While many were dazed and confused in spring of 2020, Hannah Rouland, or DJ Buddha Hannah, took the uncanniness of quarantine and embraced it. Rouland created the show “Quarantine Complex” to explore the convoluted emotions felt at the beginning of the pandemic.
“All of the songs were really about what we were experiencing,” Rouland said. “Sometimes it was music that you were jumping around in your room to, sometimes it was sad music that you were mourning to, because that’s something that happens due to COVID.”
Rouland is the design director for KZSC. Their job entails creating and managing art for show designs, among other responsibilities. Next year they will be the program director for the station.
Rouland has been a KZSC member for three years and found that being a part of the station during the pandemic gave them a sense of purpose and something to channel their energy into.
Since their show in spring 2020, Rouland has tried to stick to more upbeat music in their daily listenings.
“Sometimes listening to sad music when you’re sad is not going to make you feel better,” said Rouland. “I’m learning to be a little bit more positive, and trying to get excited about going back into the world. So my music is reflecting that, I’m listening to a little bit happier music now.”

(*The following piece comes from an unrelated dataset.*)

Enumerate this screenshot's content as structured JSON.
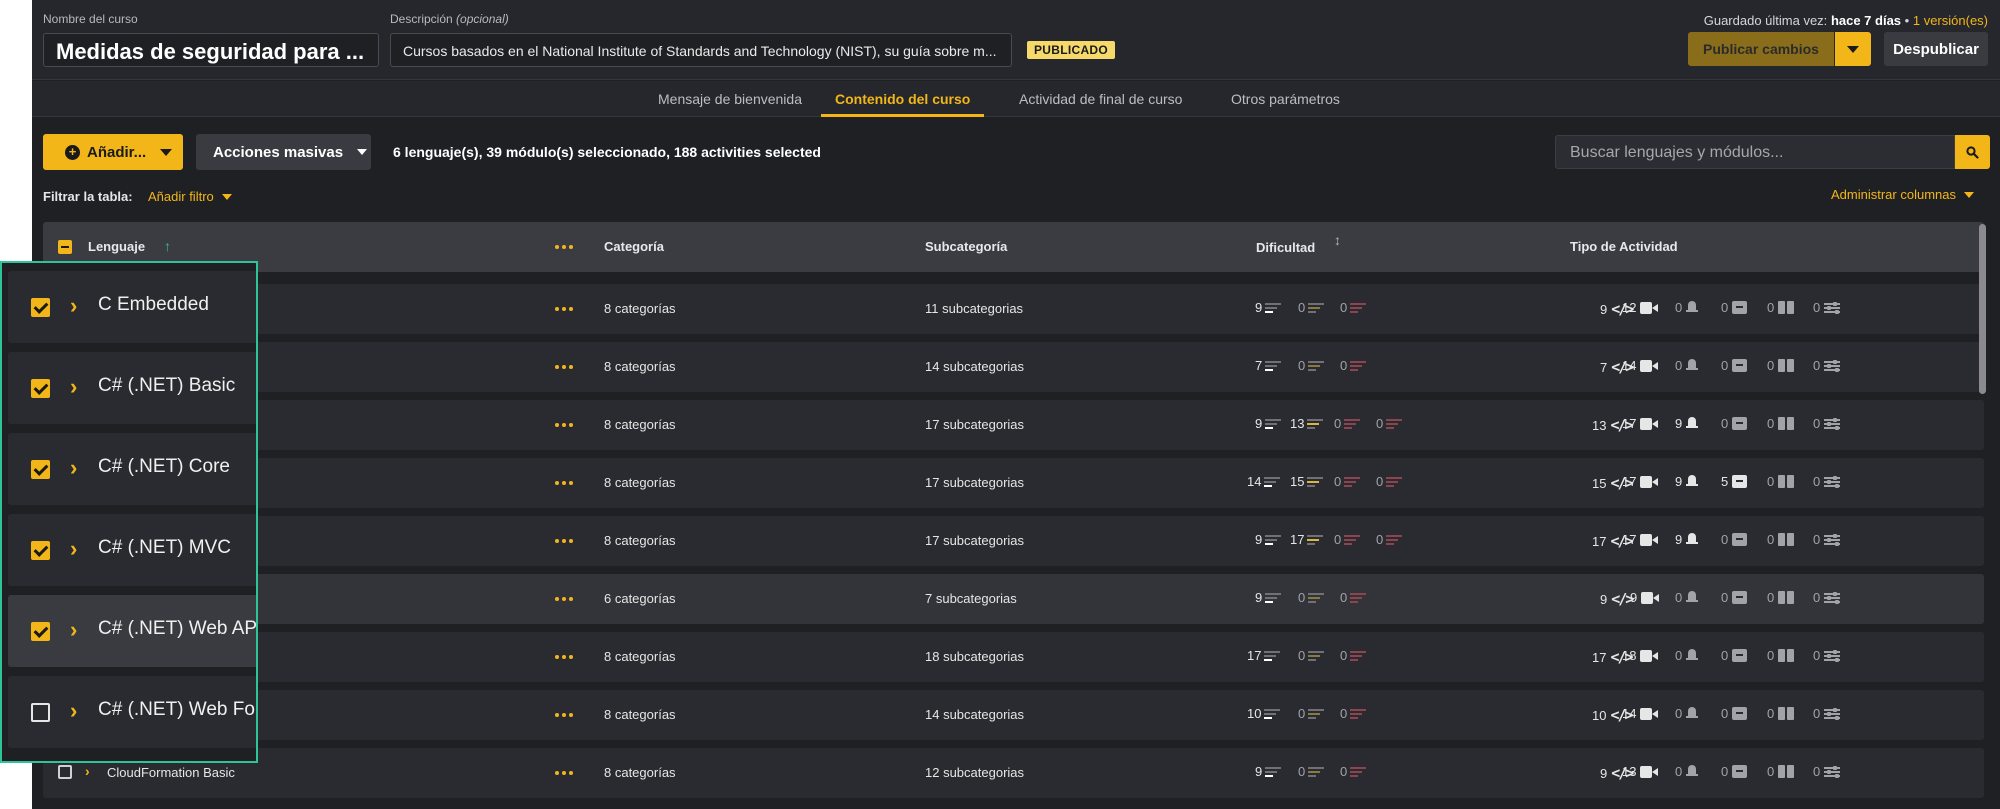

If you could invite anyone on your radio show, dead or alive, who you pick?
DJ NEB808: Quarantine DJ on Replay
With a mixing board app in hand and a global pandemic knocking at their door, UCSC third-year, Ben Cook, also known as DJ NEB808, launched themself into the world of EDM. But, Cook’s road to being an EDM powerhouse of KZSC started long before stepping foot in the station, with an Italian dinner party mix curated by a friend in high school.
“[My friend] put on this really cool, smooth Italian music playlist for a fancy dinner, and I was like, ‘Damn, this is so sick. What a cool playlist to have on hand,’” Cook said. “So that week, I basically made my own version of his playlist and then I really got into curating Spotify playlists.”
With some unexceptional trumpet and drum skills, Cook said that DJing was the perfect musical option that combined their love for music through curating playlists.
Alone in their room during quarantine, Cook practiced on their mixing board app, quickly upgrading to a physical one. Cook got involved with KZSC in fall 2020, producing their first underground dance music show, ‘Bee Boo Bop’ in the winter 2021 quarter. Cook described quarantine life to be stagnant, but found excitement through their journey in improving as a DJ.
“DJing has been like a rock,” Cook said. “It really transports me to a different world for a little bit where I can just kill some time. […] There’s never been a more important time in my life to have a hobby to grasp on to and to fill my time with, and DJing has been that hobby for the last year.”
If you were to plan a music festival at UCSC, where on campus would it be and who would headline?
In the woods of upper campus. Headlined by Ben UFO, SHERELLE, and DJNEB808